**What the task asks:** Report every line below that has the string "name" in it.

[Data records for software interfaces]
____
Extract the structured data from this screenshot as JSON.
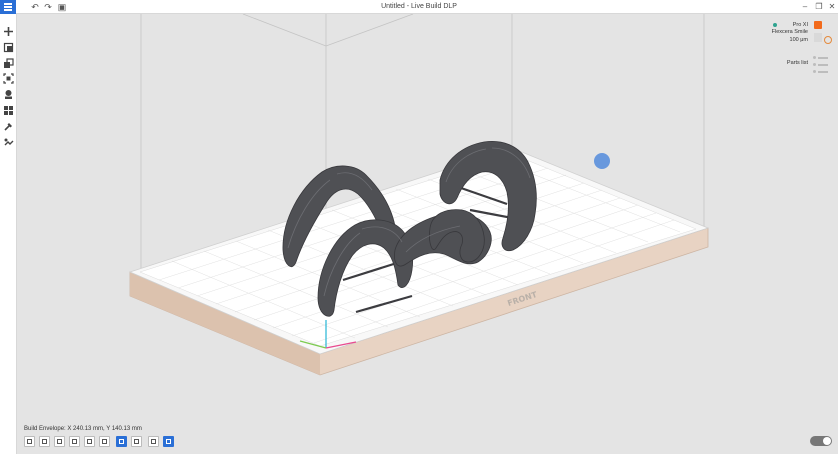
{
  "window": {
    "title": "Untitled - Live Build DLP"
  },
  "toolbar": {
    "undo_icon": "undo-icon",
    "redo_icon": "redo-icon",
    "save_icon": "save-icon"
  },
  "left_tools": [
    {
      "name": "add-icon"
    },
    {
      "name": "orient-icon"
    },
    {
      "name": "layout-icon"
    },
    {
      "name": "scale-icon"
    },
    {
      "name": "support-icon"
    },
    {
      "name": "arrange-icon"
    },
    {
      "name": "repair-icon"
    },
    {
      "name": "slice-icon"
    }
  ],
  "right_panel": {
    "printer": "Pro XI",
    "material": "Flexcera Smile",
    "layer": "100 μm",
    "parts_list": "Parts list",
    "material_color": "#f26a1b"
  },
  "viewport": {
    "front_label": "FRONT",
    "bed_color": "#ffffff",
    "base_color": "#e8d3c3"
  },
  "bottom": {
    "build_envelope": "Build Envelope:  X   240.13 mm, Y   140.13 mm"
  }
}
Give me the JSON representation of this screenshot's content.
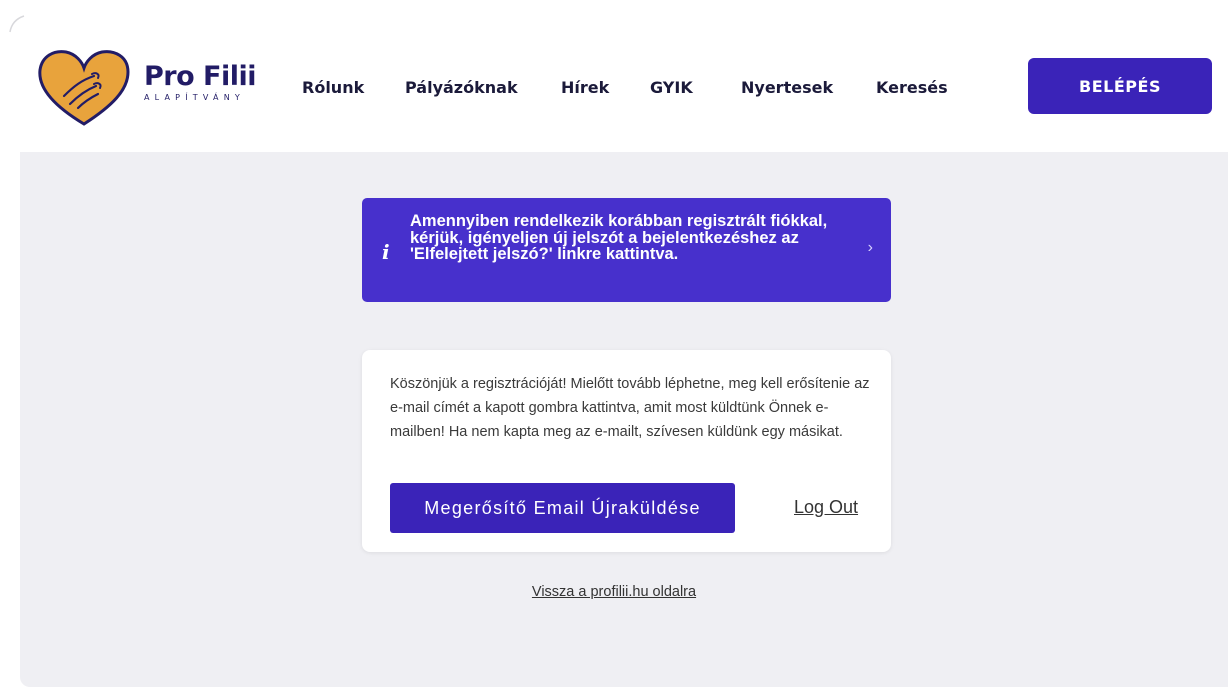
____
**Exercise output:**
      "name": "add-icon"
      "name": "orient-icon"
      "name": "layout-icon"
      "name": "scale-icon"
      "name": "support-icon"
      "name": "arrange-icon"
      "name": "repair-icon"
      "name": "slice-icon"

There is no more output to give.